┌──

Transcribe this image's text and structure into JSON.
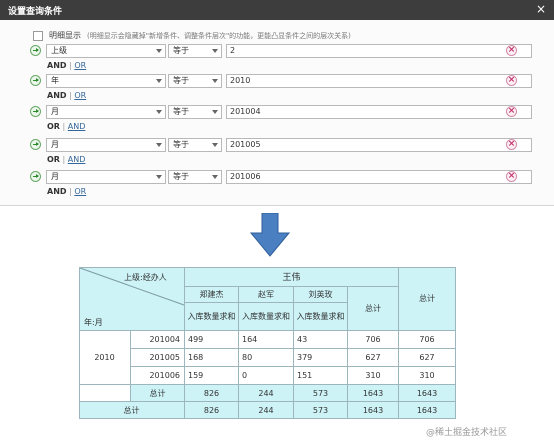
{
  "dialog": {
    "title": "设置查询条件",
    "close_label": "×",
    "detail": {
      "label": "明细显示",
      "note": "(明细显示会隐藏掉\"新增条件、调整条件层次\"的功能，更能凸显条件之间的层次关系)"
    },
    "conditions": [
      {
        "field": "上级",
        "operator": "等于",
        "value": "2",
        "logic_main": "AND",
        "logic_sep": " | ",
        "logic_alt": "OR"
      },
      {
        "field": "年",
        "operator": "等于",
        "value": "2010",
        "logic_main": "AND",
        "logic_sep": " | ",
        "logic_alt": "OR"
      },
      {
        "field": "月",
        "operator": "等于",
        "value": "201004",
        "logic_main": "OR",
        "logic_sep": " | ",
        "logic_alt": "AND"
      },
      {
        "field": "月",
        "operator": "等于",
        "value": "201005",
        "logic_main": "OR",
        "logic_sep": " | ",
        "logic_alt": "AND"
      },
      {
        "field": "月",
        "operator": "等于",
        "value": "201006",
        "logic_main": "AND",
        "logic_sep": " | ",
        "logic_alt": "OR"
      }
    ]
  },
  "arrow": {
    "color": "#4a7fc1"
  },
  "pivot": {
    "corner_top": "上级:经办人",
    "corner_bottom": "年:月",
    "group": "王伟",
    "people": [
      "郑建杰",
      "赵军",
      "刘英玫"
    ],
    "measure": "入库数量求和",
    "subtotal": "总计",
    "grand_total": "总计",
    "year": "2010",
    "months": [
      "201004",
      "201005",
      "201006"
    ],
    "rows": [
      [
        "499",
        "164",
        "43",
        "706",
        "706"
      ],
      [
        "168",
        "80",
        "379",
        "627",
        "627"
      ],
      [
        "159",
        "0",
        "151",
        "310",
        "310"
      ]
    ],
    "year_total_label": "总计",
    "year_total": [
      "826",
      "244",
      "573",
      "1643",
      "1643"
    ],
    "grand_total_label": "总计",
    "grand_total_row": [
      "826",
      "244",
      "573",
      "1643",
      "1643"
    ]
  },
  "watermark": "@稀土掘金技术社区"
}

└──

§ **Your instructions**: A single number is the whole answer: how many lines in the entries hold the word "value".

§ **Solution to this exercise**: 5